“The White House will not pursue a bigger debt reduction agreement without tax hikes,” the Ohio Republican said in a statement released Saturday night. “I believe the best approach may be to focus on producing a smaller measure, based on the cuts identified in the Biden-led negotiations, that still meets our call for spending reforms and cuts greater than the amount of any debt limit increase.”
White House communications director Dan Pfeiffer issued a statement later Saturday night repeating the president’s call for a “balanced approach” on deficit reduction and urging congressional leaders to keep negotiating with the administration on the largest possible deal.
“To back off now will not only fail to solve our fiscal challenge, it will confirm the cynicism people have about politics in Washington,” Mr. Pfeiffer said. “The President believes that now is the moment to rise above that cynicism and show the American people that we can still do big things.”
Mr. Boehner still will attend a negotiating session at the White House set for 6 p.m. Sunday, but his declaration appears to shatter Mr. Obama’s effort to pursue the largest possible deficit reduction deal of $4 trillion over 10 years by including tax hikes. Earlier talks led by Vice President Joseph R. Biden Jr. had reached consensus on about $2 trillion in deficit reduction through spending cuts.
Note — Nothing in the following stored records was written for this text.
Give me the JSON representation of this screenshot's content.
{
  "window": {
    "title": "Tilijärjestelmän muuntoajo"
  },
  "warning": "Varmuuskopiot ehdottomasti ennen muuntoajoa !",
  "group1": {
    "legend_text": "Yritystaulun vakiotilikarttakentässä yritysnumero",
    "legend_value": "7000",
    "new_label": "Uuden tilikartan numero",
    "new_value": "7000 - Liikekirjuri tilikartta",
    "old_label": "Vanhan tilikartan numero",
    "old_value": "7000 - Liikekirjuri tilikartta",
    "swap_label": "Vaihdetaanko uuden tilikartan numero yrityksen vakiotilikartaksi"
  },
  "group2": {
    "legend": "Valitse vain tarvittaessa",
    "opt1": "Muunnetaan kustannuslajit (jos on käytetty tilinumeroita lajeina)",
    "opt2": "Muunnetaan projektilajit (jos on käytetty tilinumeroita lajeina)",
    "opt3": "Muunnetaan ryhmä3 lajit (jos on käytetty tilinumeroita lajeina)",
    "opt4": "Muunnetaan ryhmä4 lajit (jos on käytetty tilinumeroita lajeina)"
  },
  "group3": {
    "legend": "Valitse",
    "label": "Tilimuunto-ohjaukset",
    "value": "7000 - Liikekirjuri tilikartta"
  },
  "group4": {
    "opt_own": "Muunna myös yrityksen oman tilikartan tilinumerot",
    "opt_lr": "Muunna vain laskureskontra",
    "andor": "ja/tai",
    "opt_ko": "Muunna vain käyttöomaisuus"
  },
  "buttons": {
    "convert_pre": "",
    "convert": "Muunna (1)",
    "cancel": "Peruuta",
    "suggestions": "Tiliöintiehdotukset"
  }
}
Conservative House Republican leaders have been wary that the administration’s pursuit of the goal of $4 trillion could include as much as $1 trillion in tax hikes by closing loopholes and other changes in the tax code.